Vet Tech Rounds: Teeth Grinding in Cats Pet Care Tips 3 min read
Have you ever heard of teeth grinding in cats? Or maybe you’ve experienced your own kitty doing it. But why do our furkids do this and how can it be prevented? There are many questions surrounding this issue and we have decided to help by answering some of the mysteries surrounding teeth grinding in cats.
What Do Teeth Grinding Mean?
Teeth grinding, also referred to as Bruxism, is a known issue in people, especially at night when we don’t realize we are doing it. Unlike us though, cats can do the very same but while they are wide awake. The teeth grinding sound is described as being loud and irritating. When hearing it, it is pretty obvious so it can be easy to distinguish from other sounds. It can be described as almost like chewing and repetitive biting but with a grating sound. It may start off as an infrequent occurrence but can become an everyday thing.
What Causes Teeth Grinding?
Teeth grinding is also a common problem with horses and it’s generally a result of pain somewhere in the body (mostly the GI tract). This can mean the same for our kitties and there are other reasons too. Dental conditions can be a big cause of teeth grinding in cats. Conditions such as gingivitis, fractured teeth, oral tumors, abscesses, and oral traumas.
As mentioned, another cause can be from abdominal pain. Things like IBD, a mass in the abdomen and liver & intestinal problems can all be a factor for stomach pains. Nausea can also be a contributor to this problem. Diseases like IBD, pancreatitis and intestinal lymphoma can all result in your kitty feeling nauseous.
Some experts claim that neurological disorders will cause cats to grind their teeth too. Brain tumors/lesions and rabies are all conditions associated with the nervous system.
What Should I Do?
It is pretty clear to see that teeth grinding will mainly be associated with an underlying issue. That’s why when it starts, it’s always a good idea to take your kitty to a veterinarian to try and figure out why it’s happening. It does not mean it’s a time to panic, it may not even be a serious issue, but to prevent your little one from being uncomfortable, it’s best to diagnose and then treat, as it will not stop on its own.

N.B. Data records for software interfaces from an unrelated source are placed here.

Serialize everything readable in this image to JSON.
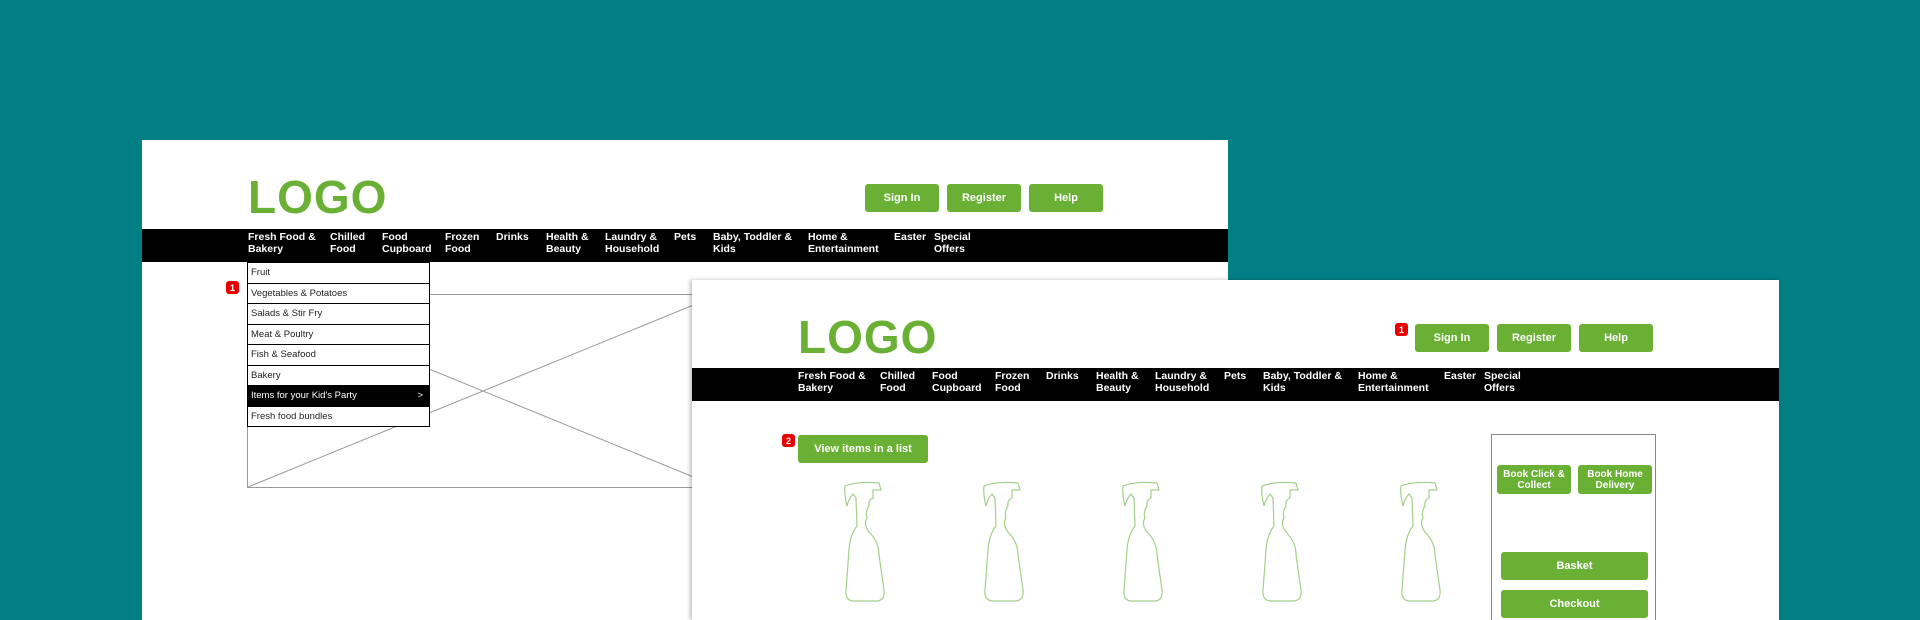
{
  "logo_text": "LOGO",
  "header_buttons": {
    "sign_in": "Sign In",
    "register": "Register",
    "help": "Help"
  },
  "nav": [
    {
      "l1": "Fresh Food &",
      "l2": "Bakery"
    },
    {
      "l1": "Chilled",
      "l2": "Food"
    },
    {
      "l1": "Food",
      "l2": "Cupboard"
    },
    {
      "l1": "Frozen",
      "l2": "Food"
    },
    {
      "l1": "Drinks",
      "l2": ""
    },
    {
      "l1": "Health &",
      "l2": "Beauty"
    },
    {
      "l1": "Laundry &",
      "l2": "Household"
    },
    {
      "l1": "Pets",
      "l2": ""
    },
    {
      "l1": "Baby, Toddler &",
      "l2": "Kids"
    },
    {
      "l1": "Home &",
      "l2": "Entertainment"
    },
    {
      "l1": "Easter",
      "l2": ""
    },
    {
      "l1": "Special",
      "l2": "Offers"
    }
  ],
  "dropdown_items": [
    "Fruit",
    "Vegetables & Potatoes",
    "Salads & Stir Fry",
    "Meat & Poultry",
    "Fish & Seafood",
    "Bakery",
    "Items for your Kid's Party",
    "Fresh food bundles"
  ],
  "dropdown_caret": ">",
  "badges": {
    "back_dropdown": "1",
    "front_signin": "1",
    "front_view_list": "2"
  },
  "view_list_button": "View items in a list",
  "sidebar": {
    "book_click_collect": "Book Click & Collect",
    "book_home_delivery": "Book Home Delivery",
    "basket": "Basket",
    "checkout": "Checkout"
  },
  "colors": {
    "background": "#017f84",
    "accent_green": "#6ab035",
    "nav_black": "#000000",
    "badge_red": "#e60000",
    "bottle_outline": "#a3cf8a"
  },
  "icons": {
    "product_placeholder": "spray-bottle-icon",
    "image_placeholder": "crossed-box-icon"
  }
}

The most likely cause of your kitty grinding its teeth is a result of a dental issue. It may be a good idea to have the teeth checked first and foremost. Other symptoms that can be associated with dental problems are:
- Difficulty eating
- Loss of appetite
- No longer grooming
- Excess saliva
It can be best to start preventing dental issues before they occur. This can be avoided by brushing their teeth on a regular basis (3-7 times a week) and making regular visits to your veterinarian for a check-up.
It is also important to note that some breeds may be more predisposed to teeth grinding than others, such as Persians. Due to the flatter face, their teeth are abnormally aligned which may cause them to grind their teeth.
Your veterinarian will most likely be able to identify the cause of your kitty’s teeth grinding. This can be done simply by doing an oral exam to check for any rotting/broken teeth. If the problem cannot be identified by physical examination, your vet may take x-rays to find the problem.
Once you’ve found the underlying problem, there are some supplements that can help with pain such as:
- Yucca – Acts as a powerful anti-inflammatory. It also acts as a natural pain reliever so it can help with any painful problems your kitty may be experiencing
- Turmeric – Turmeric also acts as a natural anti-inflammatory, helping with pain. It contains many other beneficial properties such as cardiac, joints, cancer, kidney and liver function
- Mouth Drops – Act as an herbal oral disinfectant. It can help to eliminate bad breath, gingivitis, and aid with any bacterial problems in the mouth. It can be used to help against rotting teeth and plaque
Holly graduated with a Bachelor of Science in Veterinary Nursing from the Athlone Institute of Technology in Ireland. She also completed a 1-year Animal Care course. Worked in small Animal Veterinary practice for 3+ years before moving on to working in the Equine Industry. Professional Boston Terrier care – includes skills such as fart eraser and immune to Loud snoring sounds.
Published: April 21, 2020